- **Exercise description**:
Would you set down each line of the data below exactly?

- **Material provided**:

########

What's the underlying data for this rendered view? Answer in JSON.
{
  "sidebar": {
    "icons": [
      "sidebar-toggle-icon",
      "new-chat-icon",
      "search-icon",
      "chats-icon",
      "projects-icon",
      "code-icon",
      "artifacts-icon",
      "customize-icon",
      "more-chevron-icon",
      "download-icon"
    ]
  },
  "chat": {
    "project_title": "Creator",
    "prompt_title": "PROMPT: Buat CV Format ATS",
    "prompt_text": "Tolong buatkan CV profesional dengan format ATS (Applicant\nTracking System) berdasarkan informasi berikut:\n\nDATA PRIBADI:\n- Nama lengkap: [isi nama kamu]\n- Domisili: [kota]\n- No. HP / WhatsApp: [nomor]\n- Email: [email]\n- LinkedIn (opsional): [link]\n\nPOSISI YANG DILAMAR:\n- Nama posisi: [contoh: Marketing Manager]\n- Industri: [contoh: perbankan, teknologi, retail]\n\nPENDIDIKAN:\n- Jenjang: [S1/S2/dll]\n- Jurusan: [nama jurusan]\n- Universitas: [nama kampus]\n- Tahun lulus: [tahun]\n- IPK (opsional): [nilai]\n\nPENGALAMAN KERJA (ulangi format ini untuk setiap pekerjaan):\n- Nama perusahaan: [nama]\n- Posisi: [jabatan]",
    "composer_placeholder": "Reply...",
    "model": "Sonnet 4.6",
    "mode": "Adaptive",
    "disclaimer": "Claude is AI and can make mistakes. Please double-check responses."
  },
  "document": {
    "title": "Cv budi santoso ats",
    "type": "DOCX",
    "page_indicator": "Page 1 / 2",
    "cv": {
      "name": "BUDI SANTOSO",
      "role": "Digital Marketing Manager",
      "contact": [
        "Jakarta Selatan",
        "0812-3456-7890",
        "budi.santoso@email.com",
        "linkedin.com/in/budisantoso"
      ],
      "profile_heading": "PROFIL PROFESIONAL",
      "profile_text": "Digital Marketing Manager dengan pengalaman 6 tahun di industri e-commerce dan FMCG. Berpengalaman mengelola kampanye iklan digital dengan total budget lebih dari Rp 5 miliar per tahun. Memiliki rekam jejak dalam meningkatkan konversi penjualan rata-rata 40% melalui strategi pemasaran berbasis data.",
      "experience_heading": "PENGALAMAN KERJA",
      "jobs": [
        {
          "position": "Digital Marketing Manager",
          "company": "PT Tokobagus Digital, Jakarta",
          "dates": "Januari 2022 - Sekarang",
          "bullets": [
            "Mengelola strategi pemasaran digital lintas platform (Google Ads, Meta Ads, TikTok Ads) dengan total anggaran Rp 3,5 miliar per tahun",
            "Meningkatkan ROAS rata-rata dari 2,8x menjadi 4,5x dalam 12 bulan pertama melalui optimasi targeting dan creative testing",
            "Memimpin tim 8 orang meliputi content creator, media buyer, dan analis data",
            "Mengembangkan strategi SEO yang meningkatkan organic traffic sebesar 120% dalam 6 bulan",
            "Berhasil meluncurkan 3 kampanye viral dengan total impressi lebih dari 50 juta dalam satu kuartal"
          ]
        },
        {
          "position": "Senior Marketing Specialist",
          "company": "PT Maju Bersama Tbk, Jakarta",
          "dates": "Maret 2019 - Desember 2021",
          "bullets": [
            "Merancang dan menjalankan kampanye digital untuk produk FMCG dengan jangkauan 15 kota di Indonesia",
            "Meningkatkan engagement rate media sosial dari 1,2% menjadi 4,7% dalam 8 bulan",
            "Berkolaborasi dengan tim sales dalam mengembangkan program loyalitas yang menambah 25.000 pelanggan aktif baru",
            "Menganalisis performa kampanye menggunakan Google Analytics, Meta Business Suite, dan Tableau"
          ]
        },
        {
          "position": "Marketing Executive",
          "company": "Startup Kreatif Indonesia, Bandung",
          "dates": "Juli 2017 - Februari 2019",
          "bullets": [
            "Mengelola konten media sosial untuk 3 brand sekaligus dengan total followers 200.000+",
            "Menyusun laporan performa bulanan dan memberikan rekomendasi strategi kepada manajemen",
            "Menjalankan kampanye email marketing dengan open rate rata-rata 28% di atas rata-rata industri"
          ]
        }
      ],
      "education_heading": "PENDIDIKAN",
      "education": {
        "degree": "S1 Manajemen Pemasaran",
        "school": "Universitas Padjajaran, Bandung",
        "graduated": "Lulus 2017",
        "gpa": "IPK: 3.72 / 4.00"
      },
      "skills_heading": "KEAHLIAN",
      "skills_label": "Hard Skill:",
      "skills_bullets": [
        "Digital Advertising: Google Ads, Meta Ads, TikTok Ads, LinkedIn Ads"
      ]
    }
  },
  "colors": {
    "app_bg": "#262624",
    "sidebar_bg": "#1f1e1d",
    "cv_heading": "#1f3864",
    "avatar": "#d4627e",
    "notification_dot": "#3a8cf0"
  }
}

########

- **Output for this task**:
What's the underlying data for this rendered view? Answer in JSON.
{
  "sidebar": {
    "icons": [
      "sidebar-toggle-icon",
      "new-chat-icon",
      "search-icon",
      "chats-icon",
      "projects-icon",
      "code-icon",
      "artifacts-icon",
      "customize-icon",
      "more-chevron-icon",
      "download-icon"
    ]
  },
  "chat": {
    "project_title": "Creator",
    "prompt_title": "PROMPT: Buat CV Format ATS",
    "prompt_text": "Tolong buatkan CV profesional dengan format ATS (Applicant\nTracking System) berdasarkan informasi berikut:\n\nDATA PRIBADI:\n- Nama lengkap: [isi nama kamu]\n- Domisili: [kota]\n- No. HP / WhatsApp: [nomor]\n- Email: [email]\n- LinkedIn (opsional): [link]\n\nPOSISI YANG DILAMAR:\n- Nama posisi: [contoh: Marketing Manager]\n- Industri: [contoh: perbankan, teknologi, retail]\n\nPENDIDIKAN:\n- Jenjang: [S1/S2/dll]\n- Jurusan: [nama jurusan]\n- Universitas: [nama kampus]\n- Tahun lulus: [tahun]\n- IPK (opsional): [nilai]\n\nPENGALAMAN KERJA (ulangi format ini untuk setiap pekerjaan):\n- Nama perusahaan: [nama]\n- Posisi: [jabatan]",
    "composer_placeholder": "Reply...",
    "model": "Sonnet 4.6",
    "mode": "Adaptive",
    "disclaimer": "Claude is AI and can make mistakes. Please double-check responses."
  },
  "document": {
    "title": "Cv budi santoso ats",
    "type": "DOCX",
    "page_indicator": "Page 1 / 2",
    "cv": {
      "name": "BUDI SANTOSO",
      "role": "Digital Marketing Manager",
      "contact": [
        "Jakarta Selatan",
        "0812-3456-7890",
        "budi.santoso@email.com",
        "linkedin.com/in/budisantoso"
      ],
      "profile_heading": "PROFIL PROFESIONAL",
      "profile_text": "Digital Marketing Manager dengan pengalaman 6 tahun di industri e-commerce dan FMCG. Berpengalaman mengelola kampanye iklan digital dengan total budget lebih dari Rp 5 miliar per tahun. Memiliki rekam jejak dalam meningkatkan konversi penjualan rata-rata 40% melalui strategi pemasaran berbasis data.",
      "experience_heading": "PENGALAMAN KERJA",
      "jobs": [
        {
          "position": "Digital Marketing Manager",
          "company": "PT Tokobagus Digital, Jakarta",
          "dates": "Januari 2022 - Sekarang",
          "bullets": [
            "Mengelola strategi pemasaran digital lintas platform (Google Ads, Meta Ads, TikTok Ads) dengan total anggaran Rp 3,5 miliar per tahun",
            "Meningkatkan ROAS rata-rata dari 2,8x menjadi 4,5x dalam 12 bulan pertama melalui optimasi targeting dan creative testing",
            "Memimpin tim 8 orang meliputi content creator, media buyer, dan analis data",
            "Mengembangkan strategi SEO yang meningkatkan organic traffic sebesar 120% dalam 6 bulan",
            "Berhasil meluncurkan 3 kampanye viral dengan total impressi lebih dari 50 juta dalam satu kuartal"
          ]
        },
        {
          "position": "Senior Marketing Specialist",
          "company": "PT Maju Bersama Tbk, Jakarta",
          "dates": "Maret 2019 - Desember 2021",
          "bullets": [
            "Merancang dan menjalankan kampanye digital untuk produk FMCG dengan jangkauan 15 kota di Indonesia",
            "Meningkatkan engagement rate media sosial dari 1,2% menjadi 4,7% dalam 8 bulan",
            "Berkolaborasi dengan tim sales dalam mengembangkan program loyalitas yang menambah 25.000 pelanggan aktif baru",
            "Menganalisis performa kampanye menggunakan Google Analytics, Meta Business Suite, dan Tableau"
          ]
        },
        {
          "position": "Marketing Executive",
          "company": "Startup Kreatif Indonesia, Bandung",
          "dates": "Juli 2017 - Februari 2019",
          "bullets": [
            "Mengelola konten media sosial untuk 3 brand sekaligus dengan total followers 200.000+",
            "Menyusun laporan performa bulanan dan memberikan rekomendasi strategi kepada manajemen",
            "Menjalankan kampanye email marketing dengan open rate rata-rata 28% di atas rata-rata industri"
          ]
        }
      ],
      "education_heading": "PENDIDIKAN",
      "education": {
        "degree": "S1 Manajemen Pemasaran",
        "school": "Universitas Padjajaran, Bandung",
        "graduated": "Lulus 2017",
        "gpa": "IPK: 3.72 / 4.00"
      },
      "skills_heading": "KEAHLIAN",
      "skills_label": "Hard Skill:",
      "skills_bullets": [
        "Digital Advertising: Google Ads, Meta Ads, TikTok Ads, LinkedIn Ads"
      ]
    }
  },
  "colors": {
    "app_bg": "#262624",
    "sidebar_bg": "#1f1e1d",
    "cv_heading": "#1f3864",
    "avatar": "#d4627e",
    "notification_dot": "#3a8cf0"
  }
}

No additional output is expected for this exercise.